The Cartesian method doesn’t work if you just eliminate everything except self-evident axioms. Fortunately, we have access to more than just self-evident axioms. Consider the following short exchange, between two people. It touches on the race/intelligence issue, but it works for many other issues. This is just an instance of a wider phenomenon. You go in with the following assumptions, which provide the important subtext for the discussion:
- Person A believes that there are differences in intelligence between races, while Person B does not.
- Person A and Person B both believe that intelligence is largely genetic.
- Both people each think the other one believes that intelligence is not genetic, and pretend to believe that it is not genetic in public.
- Both people know that there are serious social consequences for the view that intelligence is genetic and for the view that there are racial differences in intelligence.
A: “Intelligence is largely genetic.”

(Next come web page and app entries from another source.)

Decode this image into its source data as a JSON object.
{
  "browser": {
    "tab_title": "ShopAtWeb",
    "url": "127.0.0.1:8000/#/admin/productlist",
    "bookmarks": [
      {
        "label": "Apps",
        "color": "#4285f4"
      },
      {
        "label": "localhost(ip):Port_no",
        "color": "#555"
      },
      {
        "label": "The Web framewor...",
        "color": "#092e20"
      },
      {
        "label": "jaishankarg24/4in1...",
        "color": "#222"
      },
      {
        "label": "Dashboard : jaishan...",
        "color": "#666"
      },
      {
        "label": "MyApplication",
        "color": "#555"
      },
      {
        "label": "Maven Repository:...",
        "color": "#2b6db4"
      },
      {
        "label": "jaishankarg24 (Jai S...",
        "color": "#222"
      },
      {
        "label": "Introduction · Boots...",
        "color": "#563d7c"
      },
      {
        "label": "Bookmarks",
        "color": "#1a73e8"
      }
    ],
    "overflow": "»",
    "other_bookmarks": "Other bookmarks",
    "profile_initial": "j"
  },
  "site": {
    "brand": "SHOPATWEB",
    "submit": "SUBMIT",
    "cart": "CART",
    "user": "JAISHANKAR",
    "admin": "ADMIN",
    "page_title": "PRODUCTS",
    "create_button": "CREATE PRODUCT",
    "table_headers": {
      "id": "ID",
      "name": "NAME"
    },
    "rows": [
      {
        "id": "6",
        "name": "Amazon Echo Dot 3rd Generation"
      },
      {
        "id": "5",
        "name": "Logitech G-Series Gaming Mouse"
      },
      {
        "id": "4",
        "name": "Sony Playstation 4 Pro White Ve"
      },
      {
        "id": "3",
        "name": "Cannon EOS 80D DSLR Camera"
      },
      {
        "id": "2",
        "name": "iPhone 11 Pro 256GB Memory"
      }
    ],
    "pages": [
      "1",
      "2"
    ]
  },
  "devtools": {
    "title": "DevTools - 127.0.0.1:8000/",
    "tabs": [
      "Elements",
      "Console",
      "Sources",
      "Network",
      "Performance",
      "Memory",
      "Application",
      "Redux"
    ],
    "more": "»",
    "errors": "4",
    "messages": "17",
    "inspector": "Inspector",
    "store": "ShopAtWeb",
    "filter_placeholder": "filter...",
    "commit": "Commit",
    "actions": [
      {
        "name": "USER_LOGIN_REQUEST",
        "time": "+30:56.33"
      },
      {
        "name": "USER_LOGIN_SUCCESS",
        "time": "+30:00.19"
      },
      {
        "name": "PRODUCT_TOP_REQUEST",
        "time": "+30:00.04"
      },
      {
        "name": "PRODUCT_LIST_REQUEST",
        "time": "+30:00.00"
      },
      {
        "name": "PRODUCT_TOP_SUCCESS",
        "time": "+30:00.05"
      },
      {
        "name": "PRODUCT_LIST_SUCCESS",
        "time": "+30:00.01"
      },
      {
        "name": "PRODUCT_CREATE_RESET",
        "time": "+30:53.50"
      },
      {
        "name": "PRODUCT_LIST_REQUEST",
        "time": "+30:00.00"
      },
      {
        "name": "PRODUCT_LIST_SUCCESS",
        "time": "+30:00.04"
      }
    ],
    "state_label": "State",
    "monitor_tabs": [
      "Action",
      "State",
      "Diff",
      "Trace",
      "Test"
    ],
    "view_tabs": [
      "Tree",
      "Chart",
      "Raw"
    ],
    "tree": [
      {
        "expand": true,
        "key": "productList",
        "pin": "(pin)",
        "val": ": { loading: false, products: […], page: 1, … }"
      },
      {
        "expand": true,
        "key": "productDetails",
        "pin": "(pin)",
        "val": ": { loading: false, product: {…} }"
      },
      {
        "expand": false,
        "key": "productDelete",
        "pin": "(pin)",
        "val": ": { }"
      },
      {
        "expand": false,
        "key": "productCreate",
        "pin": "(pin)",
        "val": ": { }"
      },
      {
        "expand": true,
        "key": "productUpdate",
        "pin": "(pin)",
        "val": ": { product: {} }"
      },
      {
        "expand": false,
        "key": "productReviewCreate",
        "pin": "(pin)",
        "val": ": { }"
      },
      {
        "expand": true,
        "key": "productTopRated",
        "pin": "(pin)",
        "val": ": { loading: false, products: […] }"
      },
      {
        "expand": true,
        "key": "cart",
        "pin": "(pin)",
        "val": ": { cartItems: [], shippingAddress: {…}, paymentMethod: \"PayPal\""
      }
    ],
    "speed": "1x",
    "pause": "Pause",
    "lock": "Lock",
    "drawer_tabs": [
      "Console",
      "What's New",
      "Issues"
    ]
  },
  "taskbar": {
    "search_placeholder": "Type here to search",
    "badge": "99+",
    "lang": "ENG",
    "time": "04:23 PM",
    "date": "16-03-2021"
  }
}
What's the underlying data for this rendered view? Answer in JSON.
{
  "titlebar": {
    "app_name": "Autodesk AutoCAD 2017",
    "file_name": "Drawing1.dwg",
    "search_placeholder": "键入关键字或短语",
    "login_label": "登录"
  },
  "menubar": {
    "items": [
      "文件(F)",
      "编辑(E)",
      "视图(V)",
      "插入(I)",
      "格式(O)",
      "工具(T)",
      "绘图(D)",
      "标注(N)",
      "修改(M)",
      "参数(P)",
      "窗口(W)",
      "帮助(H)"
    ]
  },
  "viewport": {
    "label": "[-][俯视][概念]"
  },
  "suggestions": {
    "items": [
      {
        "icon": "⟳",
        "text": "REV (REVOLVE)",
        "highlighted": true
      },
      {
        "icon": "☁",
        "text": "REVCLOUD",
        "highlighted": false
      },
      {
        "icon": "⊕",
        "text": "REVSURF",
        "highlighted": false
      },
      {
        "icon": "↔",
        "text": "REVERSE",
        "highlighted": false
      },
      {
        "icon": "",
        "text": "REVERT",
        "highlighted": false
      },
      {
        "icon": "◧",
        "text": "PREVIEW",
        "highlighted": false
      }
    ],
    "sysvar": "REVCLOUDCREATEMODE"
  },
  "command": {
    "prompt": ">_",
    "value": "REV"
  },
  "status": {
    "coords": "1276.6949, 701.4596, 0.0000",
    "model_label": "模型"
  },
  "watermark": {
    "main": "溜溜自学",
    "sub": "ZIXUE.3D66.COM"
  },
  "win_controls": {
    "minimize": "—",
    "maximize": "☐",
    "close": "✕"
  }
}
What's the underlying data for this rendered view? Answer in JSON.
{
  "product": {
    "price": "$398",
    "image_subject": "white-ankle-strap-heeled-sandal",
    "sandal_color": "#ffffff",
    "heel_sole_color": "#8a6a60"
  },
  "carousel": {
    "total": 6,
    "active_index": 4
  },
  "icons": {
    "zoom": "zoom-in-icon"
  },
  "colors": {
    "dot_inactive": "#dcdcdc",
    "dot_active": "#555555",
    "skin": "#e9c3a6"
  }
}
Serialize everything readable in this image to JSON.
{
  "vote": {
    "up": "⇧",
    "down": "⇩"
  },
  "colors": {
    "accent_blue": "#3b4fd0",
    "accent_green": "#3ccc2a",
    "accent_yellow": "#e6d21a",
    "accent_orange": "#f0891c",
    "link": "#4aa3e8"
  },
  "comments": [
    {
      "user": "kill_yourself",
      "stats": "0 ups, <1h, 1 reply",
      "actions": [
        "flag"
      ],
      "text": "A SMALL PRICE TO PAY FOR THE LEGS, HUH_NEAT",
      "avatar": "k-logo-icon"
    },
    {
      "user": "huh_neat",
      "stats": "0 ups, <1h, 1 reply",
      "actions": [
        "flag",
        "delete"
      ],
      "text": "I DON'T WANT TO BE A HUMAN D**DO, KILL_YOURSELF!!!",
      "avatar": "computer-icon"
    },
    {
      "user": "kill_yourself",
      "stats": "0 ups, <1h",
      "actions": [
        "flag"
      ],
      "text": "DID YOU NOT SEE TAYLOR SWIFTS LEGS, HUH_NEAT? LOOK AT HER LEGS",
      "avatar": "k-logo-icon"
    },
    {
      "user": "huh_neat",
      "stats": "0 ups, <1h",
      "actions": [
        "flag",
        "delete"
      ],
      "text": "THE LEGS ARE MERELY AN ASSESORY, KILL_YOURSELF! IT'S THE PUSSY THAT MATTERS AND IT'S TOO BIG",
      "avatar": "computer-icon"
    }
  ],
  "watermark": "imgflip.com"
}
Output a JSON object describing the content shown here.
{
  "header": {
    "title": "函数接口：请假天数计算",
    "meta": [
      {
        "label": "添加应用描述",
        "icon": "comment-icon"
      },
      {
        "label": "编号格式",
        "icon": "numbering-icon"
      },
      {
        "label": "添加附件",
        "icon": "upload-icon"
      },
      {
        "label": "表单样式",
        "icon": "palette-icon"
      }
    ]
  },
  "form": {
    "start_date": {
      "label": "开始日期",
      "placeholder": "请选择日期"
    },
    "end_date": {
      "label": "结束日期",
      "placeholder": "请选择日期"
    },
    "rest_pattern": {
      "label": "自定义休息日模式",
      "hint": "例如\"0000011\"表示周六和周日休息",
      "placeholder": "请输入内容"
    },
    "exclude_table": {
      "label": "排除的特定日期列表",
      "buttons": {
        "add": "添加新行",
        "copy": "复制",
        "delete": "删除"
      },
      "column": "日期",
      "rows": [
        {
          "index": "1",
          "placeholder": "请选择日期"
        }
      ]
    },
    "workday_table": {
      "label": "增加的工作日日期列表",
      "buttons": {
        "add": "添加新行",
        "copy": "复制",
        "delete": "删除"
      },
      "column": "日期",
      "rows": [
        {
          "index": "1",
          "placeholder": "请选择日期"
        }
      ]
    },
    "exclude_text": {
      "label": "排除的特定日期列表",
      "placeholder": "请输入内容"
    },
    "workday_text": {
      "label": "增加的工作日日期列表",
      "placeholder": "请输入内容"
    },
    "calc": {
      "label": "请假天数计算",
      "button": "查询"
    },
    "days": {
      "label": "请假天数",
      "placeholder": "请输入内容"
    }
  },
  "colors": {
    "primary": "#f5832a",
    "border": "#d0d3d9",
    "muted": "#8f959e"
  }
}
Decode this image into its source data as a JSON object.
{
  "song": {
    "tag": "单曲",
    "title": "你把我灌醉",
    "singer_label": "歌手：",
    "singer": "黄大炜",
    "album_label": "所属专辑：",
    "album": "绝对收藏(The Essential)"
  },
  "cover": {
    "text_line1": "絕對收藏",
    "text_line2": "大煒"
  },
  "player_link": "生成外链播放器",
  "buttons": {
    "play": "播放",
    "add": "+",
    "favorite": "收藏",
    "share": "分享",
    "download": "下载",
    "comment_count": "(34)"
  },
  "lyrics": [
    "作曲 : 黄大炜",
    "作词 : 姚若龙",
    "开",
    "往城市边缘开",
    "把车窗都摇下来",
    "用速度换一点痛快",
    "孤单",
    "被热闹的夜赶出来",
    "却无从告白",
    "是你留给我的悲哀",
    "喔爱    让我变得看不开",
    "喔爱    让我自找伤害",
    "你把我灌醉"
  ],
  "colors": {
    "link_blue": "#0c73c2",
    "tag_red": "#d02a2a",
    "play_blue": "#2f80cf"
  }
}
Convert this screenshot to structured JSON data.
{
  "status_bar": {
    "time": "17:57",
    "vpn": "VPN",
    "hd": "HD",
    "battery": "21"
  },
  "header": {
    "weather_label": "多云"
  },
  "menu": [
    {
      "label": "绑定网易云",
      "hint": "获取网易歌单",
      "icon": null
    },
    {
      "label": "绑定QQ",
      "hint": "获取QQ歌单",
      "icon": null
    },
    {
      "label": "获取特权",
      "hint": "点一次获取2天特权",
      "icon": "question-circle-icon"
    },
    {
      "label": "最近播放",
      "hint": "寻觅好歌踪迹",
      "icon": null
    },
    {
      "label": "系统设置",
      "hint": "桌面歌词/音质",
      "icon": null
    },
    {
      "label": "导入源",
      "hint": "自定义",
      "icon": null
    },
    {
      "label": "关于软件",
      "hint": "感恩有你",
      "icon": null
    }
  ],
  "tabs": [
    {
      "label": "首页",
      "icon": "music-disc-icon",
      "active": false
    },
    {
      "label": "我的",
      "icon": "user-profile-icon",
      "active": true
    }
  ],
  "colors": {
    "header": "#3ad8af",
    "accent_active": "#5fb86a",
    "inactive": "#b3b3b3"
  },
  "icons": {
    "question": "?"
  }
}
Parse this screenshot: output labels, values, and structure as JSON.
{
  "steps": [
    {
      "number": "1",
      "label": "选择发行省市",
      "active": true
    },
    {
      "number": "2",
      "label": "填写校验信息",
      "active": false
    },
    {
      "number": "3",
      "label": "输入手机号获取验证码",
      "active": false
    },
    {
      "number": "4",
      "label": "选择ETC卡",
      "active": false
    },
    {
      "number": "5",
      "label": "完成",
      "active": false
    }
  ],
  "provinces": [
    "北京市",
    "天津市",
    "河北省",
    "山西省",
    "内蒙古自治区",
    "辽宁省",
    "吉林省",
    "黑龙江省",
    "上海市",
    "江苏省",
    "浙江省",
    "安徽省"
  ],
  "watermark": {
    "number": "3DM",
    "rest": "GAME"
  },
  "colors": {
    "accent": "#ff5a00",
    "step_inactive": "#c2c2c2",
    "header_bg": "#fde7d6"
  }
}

B: “But if that’s true, then different races have different levels of intelligence. Are you racist?”
A: “I don’t believe that there are racial differences in intelligence!”
B: “Then you can’t believe that intelligence is largely genetic.”
Notice that Person B has a choice here. He can either decide that intelligence is not largely genetic and slip further into delusion, or he can decide that there are racial differences in intelligence and pretend to believe something that he doesn’t actually believe, as person A does. Guess which one happens more often? That’s right: the former. We more often slip into delusion because we live in a delusional society. What’s the way out?
The way out is to take the things you know are true, and eliminate those things that contradict them, ruthlessly. Don’t take only one issue, or you turn into, for example, a stupid White Nationalist who only cares about race. The answer is to subtract all value added to judgements based on social cache. That will free you.